I am a great mom to babies and toddlers. I loved nursing my kids, playing “This Little Piggy Goes to Market” with their toes, tickling their squishy bellies while they giggled, reading them stories, drawing endless scribbles with chunky crayons… and then later, showing them colors and numbers, playing “what sound does this animal make?” games all the live long day.
I was that mom, talking constantly to my children when they were too young to really understand. A trip to the grocery store became a learning adventure: “These are apples! Aren’t they yummy to eat? What color are the apples? See, some of these apples are red, some are yellow and some are green!” Which color apple do you like? Oh, you think we should get the red ones?” and so on.
I loved it, every moment of it.
I intended to be a homeschooling mom, but Drew and I divorced, and I found myself on a different life path. I cried when Lakin started kindergarten and Addah went into Montessori preschool so I could work. I wanted to be the one teaching them all of those new and exciting things.
As luck would have it, they loved school and still do. The love of learning new things has been well instilled in them. Lakin is the only child I’ve ever known who checks encyclopedias out of the library for pleasure reading. Addah would rather draw for hours than play a video game. I give myself the credit for that.
I moved on, adapting to being the mom of older kids. I don’t think I’m nearly as good at this stage of parenting as I was at the early stages, but I realize that our life circumstances probably contribute to that as well. When the girls were young, we didn’t have to worry about money as much. We had a stable place to live, a new car and a credit card or two. We had medical insurance. I ran my own business, and it gave me a great deal of self-confidence. I had wonderful friends that I met through that business. Many of them had kids about the same ages as mine, and I could bounce ideas and feelings off of them without worry of rejection.
Life isn’t as easy as it was back then. Money is always an object and a worry now. David has been at his job for six months, his first stable (i.e. not temporary assignment) job in almost four years. We live with friends, and have for a year now. There are five kids in this household… our two plus their three, and it stays chaotic a lot of the time. Until last week, we have been driving a car that won’t start most of the time, for almost a year.
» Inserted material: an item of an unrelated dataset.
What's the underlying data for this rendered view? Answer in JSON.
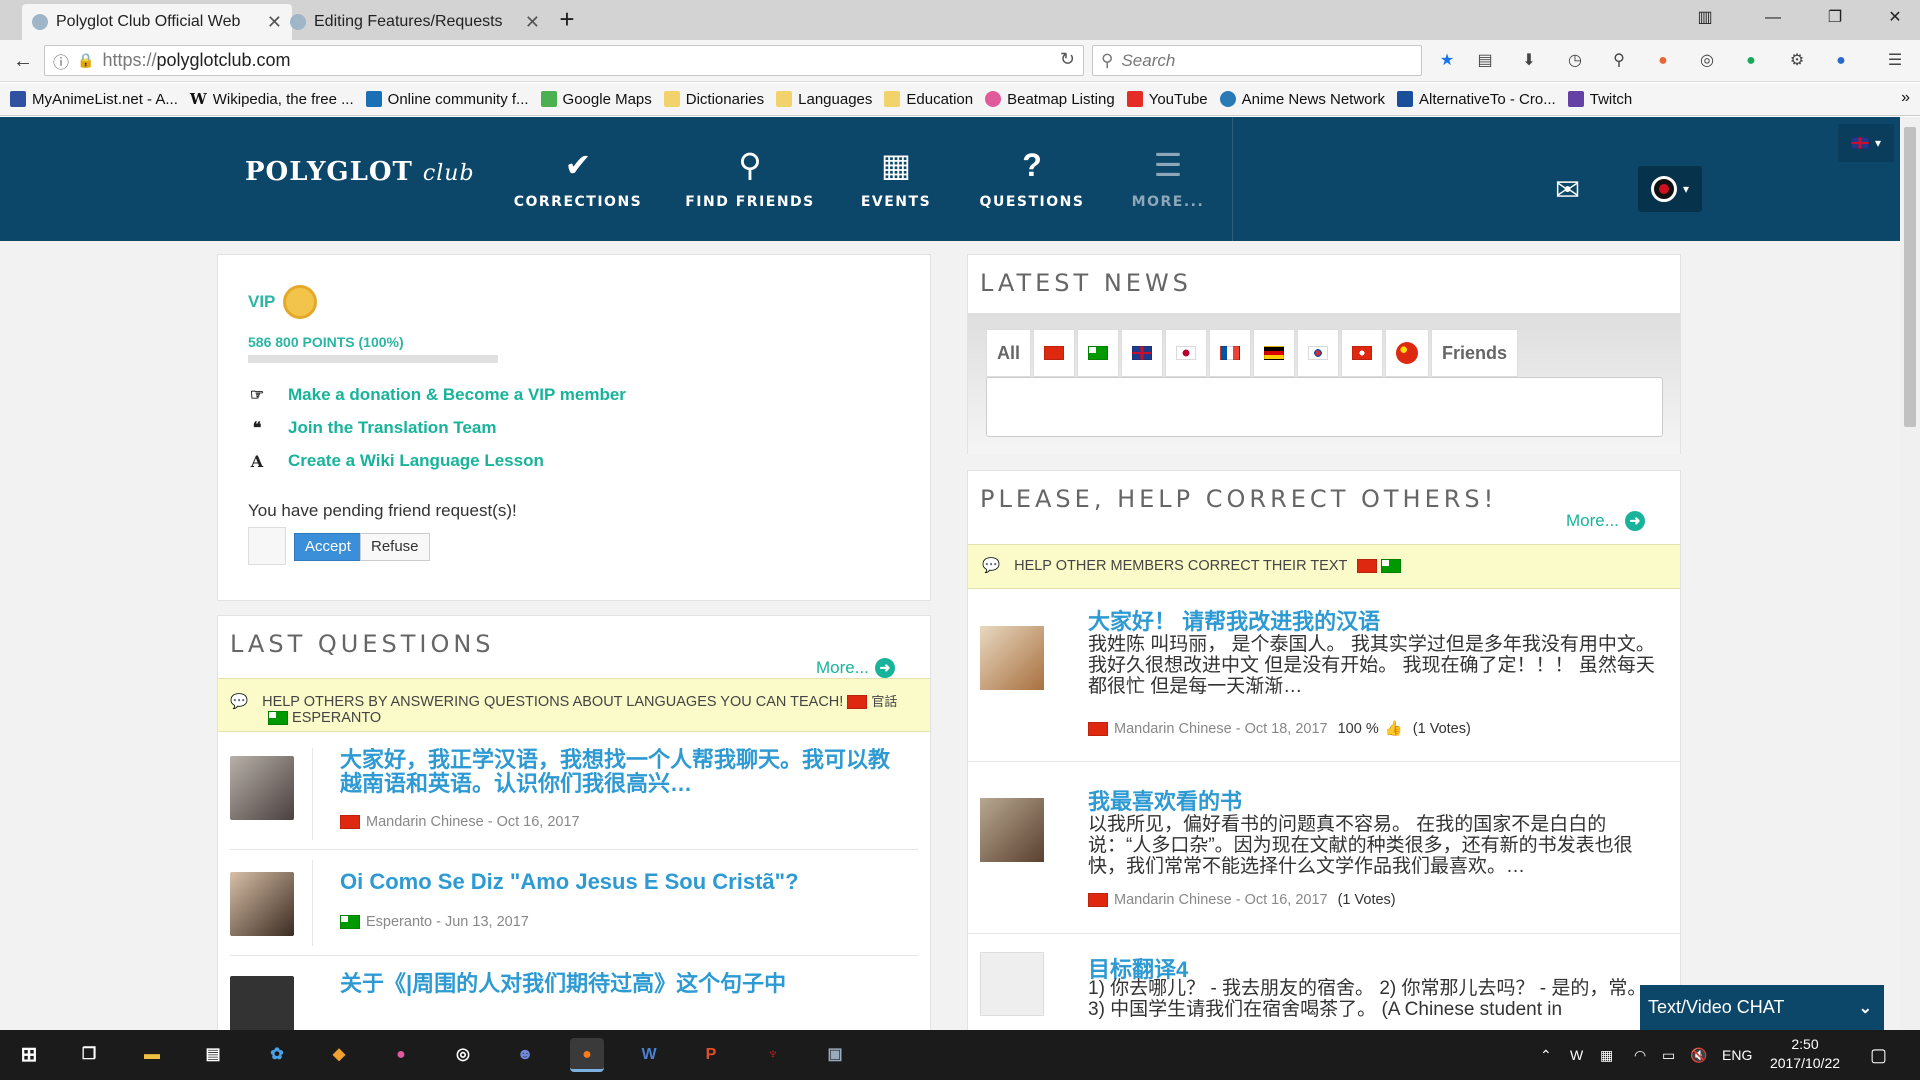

Things are slowly looking up… but they have been bad, and during the last year of financial despair, it has been hard to be a great mom. I don’t have the patience that I used to. I don’t have the time to sit and do craft projects as often as I would like to. I can’t always stop finagling the budget spreadsheet for long enough to show Addah how to knit or to make homemade lip gloss with Lakin.
Our new baby was our symbol of things getting better. The name Clara means “clear, bright” and the name Edith means “prosperous in war”… and though we had already picked her name before we looked up the meanings, this seemed appropriate to us. Our future would finally be clear and bright, and we would become more prosperous after the long war on poverty we had been waging. We would have the things we have wanted for so long, that everyone else seems to have… a house, a car, a career, insurance. Our new daughter would herald the way of this new future for our family.
But now she’s gone, and we’re left to go on with our plans without her. I find myself mired in depression and uninterested in filling out applications for apartments and subsidized housing, all the while feeling a deep need to be out of our friends’ house and into our own space. All of the things that I envisioned are different now. An entire Pinterest board of wonderful ideas for baby knitting, toddler crafts and baby-wearing slings has given way to plans for our baby’s memorial service and ideas for the shrine I have created for her on the top of my desk.
This is what it’s like to be the mom of a child who will never grow up.
I have wondered so many times if I’m doing a good enough job at being the mom of children who are growing up so quickly, but I don’t want to lose any more time. I want to be the mom I used to be, before life got hectic and unstable. I want to appreciate and celebrate all of the moments, big and small… for the two who will grow to be women and the one who never will.
I just have to figure out how to do that.
“Even if I knew that tomorrow the world would go to pieces, I would still plant my apple tree.”
~ Martin Luther ~